Designed ZFNs provide an attractive platform for therapeutic genome editing, as they can be designed to target virtually any site in the genome with a high degree of precision, efficiency, and specificity. Using ZFNs, we have developed multiplexed gene editing capabilities that can simultaneously disrupt the TRAC and β2M loci at a double knock-out (KO) efficiency of >90%, and achieve targeted insertion of a transgene into TRAC at >90%. Furthermore, a rigorous and deep molecular interrogation of the ZFN-treated T cells revealed undetectable off-target nuclease activity, highlighting the specificity of our enhanced ZFN technology. These industry leading capabilities enable the development of defined and well-characterized allogeneic CAR-T cell products for application in hematological malignancies.
Saturday, May 5
Andras Nagy, PhD, Lunenfeld-Tanenbaum Research Institute, Sinai Health System, Canada
Maria Mirotsou, PhD, Astellas Institute of Regenerative Medicine, United States
Mahendra Rao, MD, PhD, New York Stem Cell Foundation, United States
Andras Nagy, PhD, Lunenfeld-Tanenbaum Research Institute, Sinai Health System, Canada
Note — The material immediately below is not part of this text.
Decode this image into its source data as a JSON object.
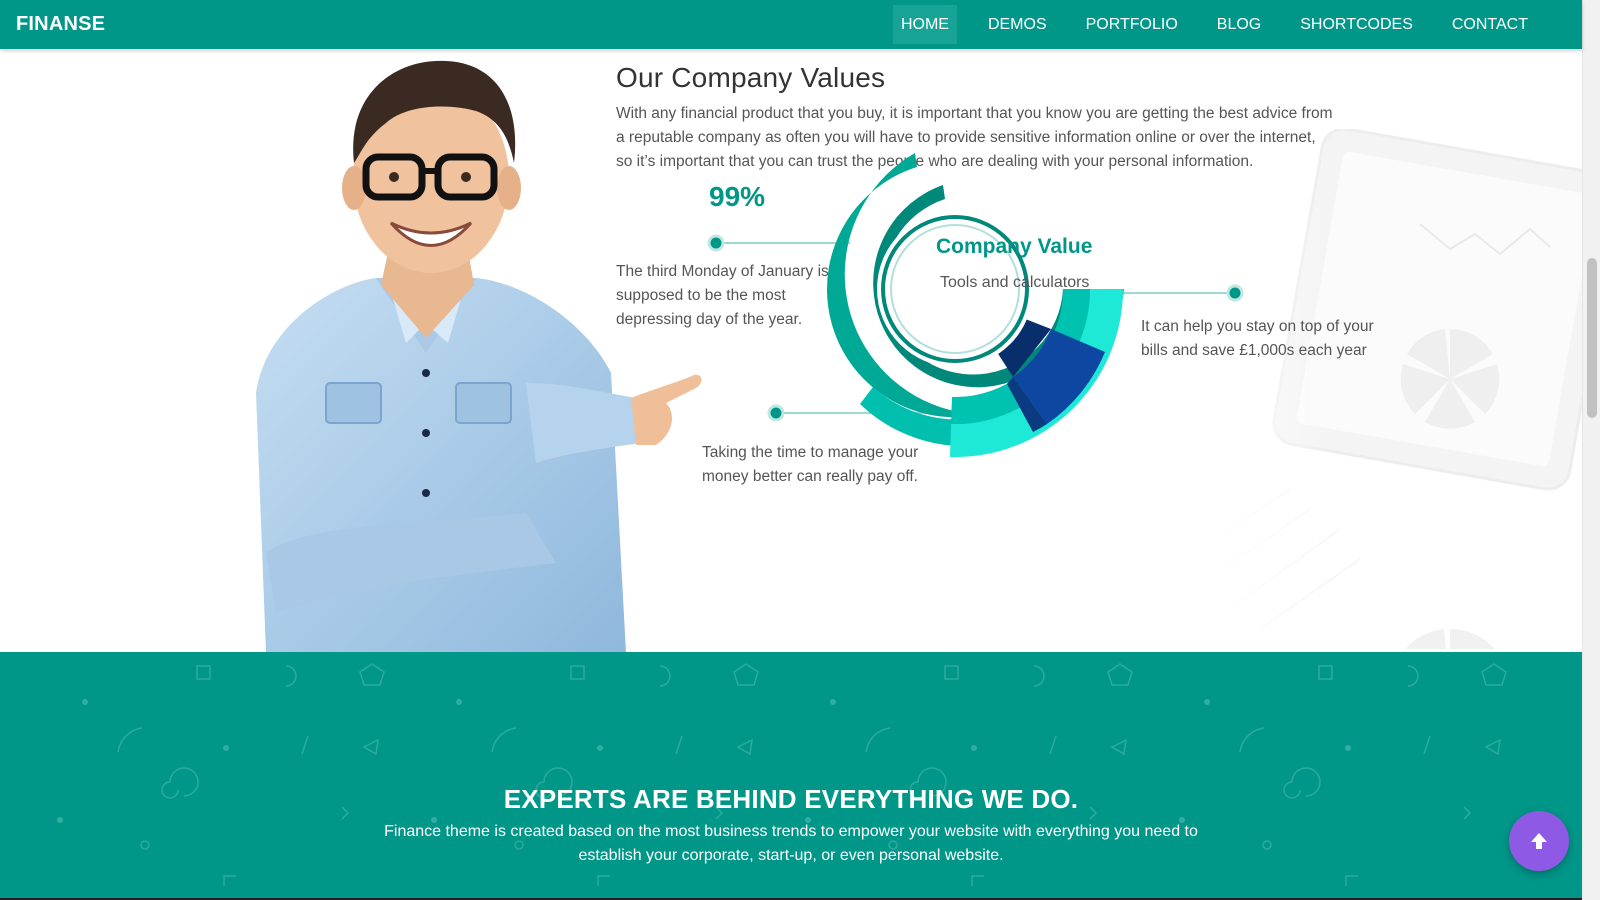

A solution for cell therapy safety and engineered allotolerance
Pluripotent stem cells have accelerated the development of new avenues for targeting degenerative diseases. Numerous cell therapies are currently on their way to treat devastating conditions. However, concerns about the cell-safety hold back the full utilisation of these promising new treatments. Here I introduce a concept and show the associated genome engineering strategy that addresses this issue and provides a solution for “fail-safe” cell therapies.
Using published and our experimental measures, we defined mathematically the level of safety of therapeutic batches of cells. Our general approach to assess and quantify the safety will be critical to make informed decisions by the regulators, doctors, and patients to advance this modern medicine-transforming therapies.
Building on the fail-safe technology, we addressed the next hurdle faced by cell therapies; a solution for induced allograft tolerance. I show that the expression of eight local-acting, immunomodulatory transgenes introduced into embryonic stem cells is sufficient to protect cell derivatives against rejection in allogenic, immune-competent recipients. Allografts survive long-term, in different MHC-mismatched recipients, and without immunosuppressive drugs.
The combination of the fail-safe and immune tolerance genome editing will make the “One for All” cell line and therapeutic cell development a reality.